Contributors MR, AP, RT and KK conceived the study. MR conducted the analysis and wrote the first draft of the manuscript. AP, RT, JPH, FXG-O, RGW, ASu, ST, ASe, CM and KK were involved in the design of the parent studies and/or in collection, storage and analysis of data from the parent study. All authors contributed to the interpretation of the findings, critical review of the manuscript and approval of the final manuscript as submitted.
Funding The Agincourt Health and socio-Demographic Surveillance System is supported by the Wellcome Trust (058893/Z/99/A; 069683/Z/02/Z; 085477/Z/08/Z; 085477/B/08/Z), the University of the Witwatersrand and Medical Research Council, South Africa. HPTN 068 was supported by Award Numbers UM1 AI068619 (HPTN Leadership and Operations Center), UM1AI068617 (HPTN Statistical and Data Management Center) and UM1AI068613 (HPTN Laboratory Center) from the National Institute of Allergy and Infectious Diseases, the National Institute of Mental Health and the National Institute on Drug Abuse of the National Institutes of Health. This work was also supported by NIMH (R01MH087118) and the Carolina Population Center and its NIH Center grant (P2C HD050924).
Disclaimer The content is solely the responsibility of the authors and does not necessarily represent the official views of the National Institutes of Health.

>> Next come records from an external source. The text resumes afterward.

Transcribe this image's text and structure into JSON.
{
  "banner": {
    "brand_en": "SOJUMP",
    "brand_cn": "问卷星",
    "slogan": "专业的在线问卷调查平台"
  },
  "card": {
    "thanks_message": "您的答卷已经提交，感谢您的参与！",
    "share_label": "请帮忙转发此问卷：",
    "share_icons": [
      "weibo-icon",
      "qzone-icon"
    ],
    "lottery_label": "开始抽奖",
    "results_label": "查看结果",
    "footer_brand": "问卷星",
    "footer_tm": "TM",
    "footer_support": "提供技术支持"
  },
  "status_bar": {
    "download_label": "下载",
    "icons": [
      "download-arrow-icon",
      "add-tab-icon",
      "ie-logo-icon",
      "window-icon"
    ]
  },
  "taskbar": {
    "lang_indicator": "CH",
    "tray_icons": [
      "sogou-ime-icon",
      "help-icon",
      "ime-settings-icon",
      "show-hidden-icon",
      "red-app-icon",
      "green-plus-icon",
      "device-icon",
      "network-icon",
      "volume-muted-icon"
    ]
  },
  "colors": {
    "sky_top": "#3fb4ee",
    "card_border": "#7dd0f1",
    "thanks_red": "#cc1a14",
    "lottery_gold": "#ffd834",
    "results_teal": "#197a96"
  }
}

Competing interests None declared.
Ethics approval Ethical approval was obtained from the University of the Witwatersrand’s Human Research Ethics Committee (updated #M110138; original #M960720) and the Mpumalanga Province Health Research Committee. Ethical approvals for HPTN 068 were provided by the Office of Human Research Ethics at the University of North Carolina-Chapel Hill (#10–1868), the University of the Witwatersrand’s Human Research Ethics Committee (#101012), and the Mpumalanga Province Health Research Committee. Ethical approval for this analysis was provided by the Indiana University Office of Research Compliance (#1608116129).
Provenance and peer review Not commissioned; externally peer reviewed.
Data sharing statement Agincourt HDSS data access can be requested at the following link: http://www.agincourt.co.za/index.php/data/.